Download PDF Print Page Citation Share Link

Last Updated on July 29, 2019, by eNotes Editorial. Word Count: 261

1. Would John Ridd: Yeoman of Exmoor have been a better name for this novel? Consider that Ridd, as narrator and hero, appears in many more scenes than Lorna does.

2. Some critics have compared John Ridd to Huckleberry Finn. Each tells his story in his own distinctive voice. Do...

(The entire section contains 261 words.)

Unlock This Study Guide Now

Start your 48-hour free trial to unlock this Lorna Doone study guide. You'll get access to all of the Lorna Doone content, as well as access to more than 30,000 additional guides and more than 350,000 Homework Help questions answered by our experts.

  • Summary
  • Characters
  • Critical Essays
  • Analysis
  • Teaching Guide
Start your 48-Hour Free Trial

1. Would John Ridd: Yeoman of Exmoor have been a better name for this novel? Consider that Ridd, as narrator and hero, appears in many more scenes than Lorna does.

2. Some critics have compared John Ridd to Huckleberry Finn. Each tells his story in his own distinctive voice. Do you agree?

3. "Girt John Ridd" is a regional wrestling champion. Does Blackmore present this part of Ridd's character convincingly?
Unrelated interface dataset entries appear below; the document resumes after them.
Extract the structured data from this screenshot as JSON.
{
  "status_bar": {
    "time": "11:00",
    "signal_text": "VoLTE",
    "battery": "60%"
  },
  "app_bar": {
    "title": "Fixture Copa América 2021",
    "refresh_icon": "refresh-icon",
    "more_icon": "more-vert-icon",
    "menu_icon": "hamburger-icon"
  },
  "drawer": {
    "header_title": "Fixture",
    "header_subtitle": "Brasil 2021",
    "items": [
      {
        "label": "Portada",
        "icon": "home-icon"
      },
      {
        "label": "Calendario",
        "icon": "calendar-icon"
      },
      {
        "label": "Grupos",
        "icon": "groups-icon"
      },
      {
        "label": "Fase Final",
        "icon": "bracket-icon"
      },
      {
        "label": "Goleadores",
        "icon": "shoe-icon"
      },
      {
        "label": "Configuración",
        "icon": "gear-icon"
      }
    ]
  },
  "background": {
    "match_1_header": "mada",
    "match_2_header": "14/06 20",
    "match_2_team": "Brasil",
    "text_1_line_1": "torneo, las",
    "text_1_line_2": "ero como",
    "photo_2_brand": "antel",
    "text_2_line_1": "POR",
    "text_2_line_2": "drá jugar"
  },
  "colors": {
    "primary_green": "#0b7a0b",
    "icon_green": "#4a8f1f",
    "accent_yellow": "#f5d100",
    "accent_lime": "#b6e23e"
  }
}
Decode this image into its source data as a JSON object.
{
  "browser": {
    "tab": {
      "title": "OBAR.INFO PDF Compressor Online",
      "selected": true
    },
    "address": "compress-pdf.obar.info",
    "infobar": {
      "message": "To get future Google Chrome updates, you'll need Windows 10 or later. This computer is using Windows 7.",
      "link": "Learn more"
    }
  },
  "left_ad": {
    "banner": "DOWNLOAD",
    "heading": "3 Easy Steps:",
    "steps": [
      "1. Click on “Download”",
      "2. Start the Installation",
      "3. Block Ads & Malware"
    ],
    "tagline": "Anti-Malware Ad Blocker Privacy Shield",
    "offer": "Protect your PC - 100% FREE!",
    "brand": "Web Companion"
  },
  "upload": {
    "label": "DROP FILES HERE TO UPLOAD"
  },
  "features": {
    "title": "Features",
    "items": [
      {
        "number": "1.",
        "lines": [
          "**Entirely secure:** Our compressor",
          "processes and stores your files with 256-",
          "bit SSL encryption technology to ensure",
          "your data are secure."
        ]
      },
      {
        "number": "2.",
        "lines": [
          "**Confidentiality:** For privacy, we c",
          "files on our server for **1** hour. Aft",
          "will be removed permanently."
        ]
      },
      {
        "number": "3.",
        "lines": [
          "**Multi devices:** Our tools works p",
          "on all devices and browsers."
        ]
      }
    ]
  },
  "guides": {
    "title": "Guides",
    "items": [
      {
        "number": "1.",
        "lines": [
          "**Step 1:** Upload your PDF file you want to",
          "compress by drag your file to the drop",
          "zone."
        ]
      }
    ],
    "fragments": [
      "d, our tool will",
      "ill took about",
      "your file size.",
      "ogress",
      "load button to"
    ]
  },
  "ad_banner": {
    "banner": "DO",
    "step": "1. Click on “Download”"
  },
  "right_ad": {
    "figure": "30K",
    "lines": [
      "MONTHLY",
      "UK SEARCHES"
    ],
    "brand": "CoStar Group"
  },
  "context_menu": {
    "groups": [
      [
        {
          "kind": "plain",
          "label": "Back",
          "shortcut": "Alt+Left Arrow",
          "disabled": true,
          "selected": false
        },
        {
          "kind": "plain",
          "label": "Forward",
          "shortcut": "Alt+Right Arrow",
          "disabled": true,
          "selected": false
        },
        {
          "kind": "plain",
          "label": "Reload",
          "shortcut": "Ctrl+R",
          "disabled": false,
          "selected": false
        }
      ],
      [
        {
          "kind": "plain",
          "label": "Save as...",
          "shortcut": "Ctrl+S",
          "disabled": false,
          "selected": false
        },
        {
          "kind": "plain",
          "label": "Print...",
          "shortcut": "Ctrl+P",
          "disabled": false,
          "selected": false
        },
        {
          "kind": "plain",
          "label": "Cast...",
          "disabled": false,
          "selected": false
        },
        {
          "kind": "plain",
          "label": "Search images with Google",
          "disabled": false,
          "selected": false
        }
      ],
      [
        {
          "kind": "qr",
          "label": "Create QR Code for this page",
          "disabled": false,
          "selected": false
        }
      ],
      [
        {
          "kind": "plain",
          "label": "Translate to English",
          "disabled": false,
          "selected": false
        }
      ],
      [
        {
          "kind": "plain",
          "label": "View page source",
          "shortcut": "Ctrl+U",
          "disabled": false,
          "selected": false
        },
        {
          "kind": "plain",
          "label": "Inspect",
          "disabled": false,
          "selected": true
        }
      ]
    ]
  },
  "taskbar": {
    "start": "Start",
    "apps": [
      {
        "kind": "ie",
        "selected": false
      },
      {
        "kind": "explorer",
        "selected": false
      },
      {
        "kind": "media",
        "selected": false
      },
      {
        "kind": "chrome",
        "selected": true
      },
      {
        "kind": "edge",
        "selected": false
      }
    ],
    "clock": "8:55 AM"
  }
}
How does Ridd's experience as a wrestler help him in his struggle against the Doones?

4. John Ridd is an attractive character. How does he convince the reader of this without resorting to bragging, something he says he hates to hear men do?

5. Lorna Doone, later Lorna Dugal, is a noblewoman. Even though she has lived with the savage Doones for years, her speech and behavior point to her upper-class background before her true identity is known. Is she a believable heroine?

6. Carver Doone is John Ridd's counterpart in the novel. Does Blackmore present him as simply an evil individual, or as the personification of an evil force?

7. How do Ruth Huckaback and John's sister Eliza differ from John Ridd's stereotypical ideas about women?

8. Is Carver Doone's father, the Counsellor, really any worse than Lord Jeffreys, a historical character Blackmore presents in Lorna Doone?

9. Blackmore insists that Lorna Doone is a romance rather than a historical novel. Does he succeed in blending fiction and history in his treatment of the Battle of Sedgemoor?

10. Blackmore has been acclaimed for his presentation of natural scenes in his books. Cite examples in Lorna Doone that justify this reputation.

Illustration of PDF document

Download Lorna Doone Study Guide

Subscribe Now
Previous

Ideas for Reports and Papers